Entries from a dataset of interfaces:
※ ※ ※
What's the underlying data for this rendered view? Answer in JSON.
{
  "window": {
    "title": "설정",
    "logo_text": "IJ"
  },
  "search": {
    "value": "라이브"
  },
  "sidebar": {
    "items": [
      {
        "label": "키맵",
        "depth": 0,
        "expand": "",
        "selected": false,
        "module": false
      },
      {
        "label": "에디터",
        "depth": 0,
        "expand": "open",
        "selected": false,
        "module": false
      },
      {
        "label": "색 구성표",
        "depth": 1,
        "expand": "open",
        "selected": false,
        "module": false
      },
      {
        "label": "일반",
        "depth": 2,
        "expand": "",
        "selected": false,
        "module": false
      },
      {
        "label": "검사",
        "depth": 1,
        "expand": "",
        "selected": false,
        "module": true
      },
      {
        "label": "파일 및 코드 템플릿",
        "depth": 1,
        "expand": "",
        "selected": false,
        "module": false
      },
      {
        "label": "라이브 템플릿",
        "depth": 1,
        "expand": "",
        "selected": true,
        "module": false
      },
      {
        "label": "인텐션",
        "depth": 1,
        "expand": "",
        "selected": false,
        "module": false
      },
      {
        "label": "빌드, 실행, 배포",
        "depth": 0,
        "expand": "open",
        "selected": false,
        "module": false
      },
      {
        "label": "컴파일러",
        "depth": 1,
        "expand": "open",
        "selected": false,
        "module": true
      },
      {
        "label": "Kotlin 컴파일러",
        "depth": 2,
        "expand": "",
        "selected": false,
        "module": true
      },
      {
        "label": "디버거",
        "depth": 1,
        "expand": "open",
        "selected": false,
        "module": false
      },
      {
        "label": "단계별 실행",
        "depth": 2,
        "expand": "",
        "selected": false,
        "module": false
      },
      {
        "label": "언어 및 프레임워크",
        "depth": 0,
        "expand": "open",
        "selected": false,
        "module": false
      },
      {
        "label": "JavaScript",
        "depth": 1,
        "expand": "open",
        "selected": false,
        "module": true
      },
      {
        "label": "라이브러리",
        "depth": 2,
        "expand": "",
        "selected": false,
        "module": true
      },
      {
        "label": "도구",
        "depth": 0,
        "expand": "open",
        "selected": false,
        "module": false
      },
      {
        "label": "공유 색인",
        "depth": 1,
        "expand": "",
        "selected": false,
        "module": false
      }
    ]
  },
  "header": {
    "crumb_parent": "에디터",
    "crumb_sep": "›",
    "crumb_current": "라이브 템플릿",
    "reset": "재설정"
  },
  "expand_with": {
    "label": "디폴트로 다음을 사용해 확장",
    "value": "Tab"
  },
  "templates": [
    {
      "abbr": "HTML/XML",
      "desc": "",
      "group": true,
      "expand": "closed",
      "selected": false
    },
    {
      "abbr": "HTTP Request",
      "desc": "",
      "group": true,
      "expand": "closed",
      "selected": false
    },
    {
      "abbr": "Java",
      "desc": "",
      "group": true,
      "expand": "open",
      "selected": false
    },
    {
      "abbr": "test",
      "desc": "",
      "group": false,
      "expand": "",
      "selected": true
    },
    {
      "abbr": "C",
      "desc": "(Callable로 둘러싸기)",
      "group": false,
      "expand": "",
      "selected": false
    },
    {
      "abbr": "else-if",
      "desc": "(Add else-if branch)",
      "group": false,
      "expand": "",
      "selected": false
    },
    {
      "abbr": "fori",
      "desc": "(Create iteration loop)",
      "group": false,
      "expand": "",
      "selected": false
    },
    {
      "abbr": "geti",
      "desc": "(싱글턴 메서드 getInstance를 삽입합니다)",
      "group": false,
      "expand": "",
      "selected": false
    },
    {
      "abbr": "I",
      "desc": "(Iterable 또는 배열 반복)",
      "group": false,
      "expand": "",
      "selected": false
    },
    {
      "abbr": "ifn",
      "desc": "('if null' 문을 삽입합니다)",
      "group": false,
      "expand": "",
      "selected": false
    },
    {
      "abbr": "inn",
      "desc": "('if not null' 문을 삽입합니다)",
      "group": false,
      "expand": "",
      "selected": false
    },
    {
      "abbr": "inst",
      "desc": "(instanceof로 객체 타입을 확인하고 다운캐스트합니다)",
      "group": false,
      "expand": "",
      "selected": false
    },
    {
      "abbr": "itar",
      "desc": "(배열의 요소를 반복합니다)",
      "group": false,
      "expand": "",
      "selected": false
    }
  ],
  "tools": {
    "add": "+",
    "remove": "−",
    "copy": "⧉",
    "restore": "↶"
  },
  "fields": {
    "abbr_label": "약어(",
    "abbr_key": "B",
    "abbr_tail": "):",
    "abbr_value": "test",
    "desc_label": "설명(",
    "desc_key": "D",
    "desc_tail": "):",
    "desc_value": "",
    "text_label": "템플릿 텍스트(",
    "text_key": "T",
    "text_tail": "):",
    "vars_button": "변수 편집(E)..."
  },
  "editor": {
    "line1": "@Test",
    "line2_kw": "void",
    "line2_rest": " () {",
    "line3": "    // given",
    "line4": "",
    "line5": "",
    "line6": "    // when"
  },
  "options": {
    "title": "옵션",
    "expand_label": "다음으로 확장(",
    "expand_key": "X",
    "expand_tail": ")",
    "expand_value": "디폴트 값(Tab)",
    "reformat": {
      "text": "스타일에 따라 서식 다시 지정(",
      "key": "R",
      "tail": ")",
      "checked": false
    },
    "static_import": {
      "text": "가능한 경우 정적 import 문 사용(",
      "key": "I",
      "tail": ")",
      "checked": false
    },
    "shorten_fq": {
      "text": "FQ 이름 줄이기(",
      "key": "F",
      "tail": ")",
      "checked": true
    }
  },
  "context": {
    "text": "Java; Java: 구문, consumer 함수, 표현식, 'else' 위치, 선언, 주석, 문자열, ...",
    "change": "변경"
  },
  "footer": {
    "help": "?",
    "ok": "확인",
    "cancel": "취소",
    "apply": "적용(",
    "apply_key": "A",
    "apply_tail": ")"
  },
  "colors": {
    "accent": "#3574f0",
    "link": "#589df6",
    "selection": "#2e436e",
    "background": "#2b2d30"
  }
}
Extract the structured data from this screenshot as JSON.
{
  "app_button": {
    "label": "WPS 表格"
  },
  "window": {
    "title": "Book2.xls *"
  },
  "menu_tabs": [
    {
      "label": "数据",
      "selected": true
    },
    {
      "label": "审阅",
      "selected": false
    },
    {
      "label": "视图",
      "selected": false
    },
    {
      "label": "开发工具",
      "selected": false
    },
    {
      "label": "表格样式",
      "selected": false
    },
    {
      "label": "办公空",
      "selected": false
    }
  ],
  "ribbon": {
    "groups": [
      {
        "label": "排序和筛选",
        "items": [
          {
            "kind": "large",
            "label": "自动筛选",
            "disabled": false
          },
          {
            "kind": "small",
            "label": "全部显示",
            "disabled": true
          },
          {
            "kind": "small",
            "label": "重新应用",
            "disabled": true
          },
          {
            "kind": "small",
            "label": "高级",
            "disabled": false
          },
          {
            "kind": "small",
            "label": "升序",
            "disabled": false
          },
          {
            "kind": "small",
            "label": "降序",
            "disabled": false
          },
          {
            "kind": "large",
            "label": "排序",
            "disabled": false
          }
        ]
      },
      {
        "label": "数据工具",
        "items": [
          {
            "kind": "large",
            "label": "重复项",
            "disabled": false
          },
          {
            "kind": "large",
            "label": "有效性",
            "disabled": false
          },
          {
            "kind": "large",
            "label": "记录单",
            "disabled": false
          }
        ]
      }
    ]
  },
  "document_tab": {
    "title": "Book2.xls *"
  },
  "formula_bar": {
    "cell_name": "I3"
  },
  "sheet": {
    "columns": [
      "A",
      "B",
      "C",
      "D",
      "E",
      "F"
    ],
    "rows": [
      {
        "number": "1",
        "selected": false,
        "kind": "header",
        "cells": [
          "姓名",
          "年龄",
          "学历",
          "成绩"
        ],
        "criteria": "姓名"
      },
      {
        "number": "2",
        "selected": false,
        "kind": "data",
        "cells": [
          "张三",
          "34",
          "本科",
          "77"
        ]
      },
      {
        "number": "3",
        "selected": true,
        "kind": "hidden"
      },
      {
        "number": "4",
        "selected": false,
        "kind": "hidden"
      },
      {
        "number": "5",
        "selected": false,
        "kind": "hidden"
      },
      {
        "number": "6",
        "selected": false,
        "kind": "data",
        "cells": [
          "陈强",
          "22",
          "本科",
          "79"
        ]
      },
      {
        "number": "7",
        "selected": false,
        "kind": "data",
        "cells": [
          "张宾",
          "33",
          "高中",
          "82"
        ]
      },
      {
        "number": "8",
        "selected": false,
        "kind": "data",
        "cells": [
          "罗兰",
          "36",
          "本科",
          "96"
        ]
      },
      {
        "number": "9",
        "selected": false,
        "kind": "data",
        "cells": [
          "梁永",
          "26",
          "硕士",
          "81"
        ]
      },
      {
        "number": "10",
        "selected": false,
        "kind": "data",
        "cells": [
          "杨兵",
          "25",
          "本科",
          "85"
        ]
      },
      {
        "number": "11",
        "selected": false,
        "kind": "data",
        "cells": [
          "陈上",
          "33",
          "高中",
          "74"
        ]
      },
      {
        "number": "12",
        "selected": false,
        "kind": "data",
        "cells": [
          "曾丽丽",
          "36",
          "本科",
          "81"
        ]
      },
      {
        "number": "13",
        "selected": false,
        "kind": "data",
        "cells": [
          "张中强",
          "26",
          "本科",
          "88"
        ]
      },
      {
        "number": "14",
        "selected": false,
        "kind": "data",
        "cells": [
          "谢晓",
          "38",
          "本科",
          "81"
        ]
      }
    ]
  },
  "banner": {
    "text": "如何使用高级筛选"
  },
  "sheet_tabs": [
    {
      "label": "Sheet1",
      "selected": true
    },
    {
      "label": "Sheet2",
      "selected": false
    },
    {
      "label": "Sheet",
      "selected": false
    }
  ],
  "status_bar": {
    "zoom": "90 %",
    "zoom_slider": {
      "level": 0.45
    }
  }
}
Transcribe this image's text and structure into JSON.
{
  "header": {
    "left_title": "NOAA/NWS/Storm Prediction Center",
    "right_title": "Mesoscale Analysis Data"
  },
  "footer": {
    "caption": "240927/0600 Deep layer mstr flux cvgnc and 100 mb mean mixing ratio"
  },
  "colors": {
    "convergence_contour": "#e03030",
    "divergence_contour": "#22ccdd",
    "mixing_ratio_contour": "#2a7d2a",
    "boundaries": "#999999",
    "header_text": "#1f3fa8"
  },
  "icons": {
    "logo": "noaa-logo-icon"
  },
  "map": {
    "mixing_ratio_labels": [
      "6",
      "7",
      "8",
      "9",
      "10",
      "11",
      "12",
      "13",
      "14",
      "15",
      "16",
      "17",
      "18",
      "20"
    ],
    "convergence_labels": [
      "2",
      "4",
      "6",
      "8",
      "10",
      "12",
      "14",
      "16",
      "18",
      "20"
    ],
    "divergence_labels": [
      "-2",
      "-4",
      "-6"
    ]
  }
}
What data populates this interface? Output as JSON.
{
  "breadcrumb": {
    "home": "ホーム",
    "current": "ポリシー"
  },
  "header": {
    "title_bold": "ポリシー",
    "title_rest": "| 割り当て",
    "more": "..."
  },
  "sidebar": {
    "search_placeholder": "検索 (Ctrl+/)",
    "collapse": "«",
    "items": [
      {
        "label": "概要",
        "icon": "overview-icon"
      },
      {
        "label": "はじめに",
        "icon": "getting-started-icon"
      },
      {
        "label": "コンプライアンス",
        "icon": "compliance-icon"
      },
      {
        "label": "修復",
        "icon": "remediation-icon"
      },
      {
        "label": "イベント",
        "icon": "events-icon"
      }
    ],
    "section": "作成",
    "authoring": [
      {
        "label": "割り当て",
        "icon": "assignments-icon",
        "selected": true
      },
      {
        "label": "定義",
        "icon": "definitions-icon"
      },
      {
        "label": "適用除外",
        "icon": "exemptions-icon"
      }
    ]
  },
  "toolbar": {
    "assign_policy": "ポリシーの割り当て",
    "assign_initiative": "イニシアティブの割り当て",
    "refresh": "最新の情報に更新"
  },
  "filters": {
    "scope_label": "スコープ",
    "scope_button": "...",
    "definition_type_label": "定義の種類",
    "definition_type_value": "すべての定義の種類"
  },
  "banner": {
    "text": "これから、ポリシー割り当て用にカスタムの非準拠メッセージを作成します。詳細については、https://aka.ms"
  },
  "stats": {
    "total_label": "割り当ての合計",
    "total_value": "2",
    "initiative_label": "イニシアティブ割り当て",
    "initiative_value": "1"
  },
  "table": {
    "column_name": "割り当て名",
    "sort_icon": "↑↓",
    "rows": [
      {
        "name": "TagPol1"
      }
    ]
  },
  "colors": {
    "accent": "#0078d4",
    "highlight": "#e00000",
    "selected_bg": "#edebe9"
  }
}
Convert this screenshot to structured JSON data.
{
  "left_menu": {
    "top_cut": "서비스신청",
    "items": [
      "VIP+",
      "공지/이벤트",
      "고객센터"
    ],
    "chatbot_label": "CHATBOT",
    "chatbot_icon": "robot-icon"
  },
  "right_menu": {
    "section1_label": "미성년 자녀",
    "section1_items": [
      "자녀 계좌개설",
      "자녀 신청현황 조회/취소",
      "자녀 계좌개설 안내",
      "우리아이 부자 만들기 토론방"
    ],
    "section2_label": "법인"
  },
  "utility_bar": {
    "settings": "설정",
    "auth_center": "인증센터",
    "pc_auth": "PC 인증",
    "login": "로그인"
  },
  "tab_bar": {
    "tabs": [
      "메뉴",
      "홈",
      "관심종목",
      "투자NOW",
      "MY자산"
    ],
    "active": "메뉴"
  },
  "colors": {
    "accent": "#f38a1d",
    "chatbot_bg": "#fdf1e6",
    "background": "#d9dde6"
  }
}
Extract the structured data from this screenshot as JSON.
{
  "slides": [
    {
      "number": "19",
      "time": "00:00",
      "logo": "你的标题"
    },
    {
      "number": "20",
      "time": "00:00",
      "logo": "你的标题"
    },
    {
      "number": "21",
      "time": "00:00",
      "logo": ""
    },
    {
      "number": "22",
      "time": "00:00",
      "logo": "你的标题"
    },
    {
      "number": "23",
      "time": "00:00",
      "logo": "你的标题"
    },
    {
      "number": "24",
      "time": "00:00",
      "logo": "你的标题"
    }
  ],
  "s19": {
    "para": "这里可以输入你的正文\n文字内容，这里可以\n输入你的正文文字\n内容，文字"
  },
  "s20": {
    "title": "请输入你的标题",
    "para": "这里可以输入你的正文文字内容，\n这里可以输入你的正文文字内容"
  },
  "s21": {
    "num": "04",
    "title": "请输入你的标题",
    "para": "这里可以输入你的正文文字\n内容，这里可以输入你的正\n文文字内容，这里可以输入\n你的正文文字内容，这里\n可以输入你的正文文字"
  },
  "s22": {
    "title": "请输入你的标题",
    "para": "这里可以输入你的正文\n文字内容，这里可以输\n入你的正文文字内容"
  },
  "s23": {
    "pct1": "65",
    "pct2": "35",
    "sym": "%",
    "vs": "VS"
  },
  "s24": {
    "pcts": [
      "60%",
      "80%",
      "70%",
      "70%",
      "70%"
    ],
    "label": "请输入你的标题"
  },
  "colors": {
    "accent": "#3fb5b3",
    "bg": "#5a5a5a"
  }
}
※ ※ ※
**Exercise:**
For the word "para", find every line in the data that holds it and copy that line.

**Exercise solution:**
    "para": "这里可以输入你的正文\n文字内容，这里可以\n输入你的正文文字\n内容，文字"
    "para": "这里可以输入你的正文文字内容，\n这里可以输入你的正文文字内容"
    "para": "这里可以输入你的正文文字\n内容，这里可以输入你的正\n文文字内容，这里可以输入\n你的正文文字内容，这里\n可以输入你的正文文字"
    "para": "这里可以输入你的正文\n文字内容，这里可以输\n入你的正文文字内容"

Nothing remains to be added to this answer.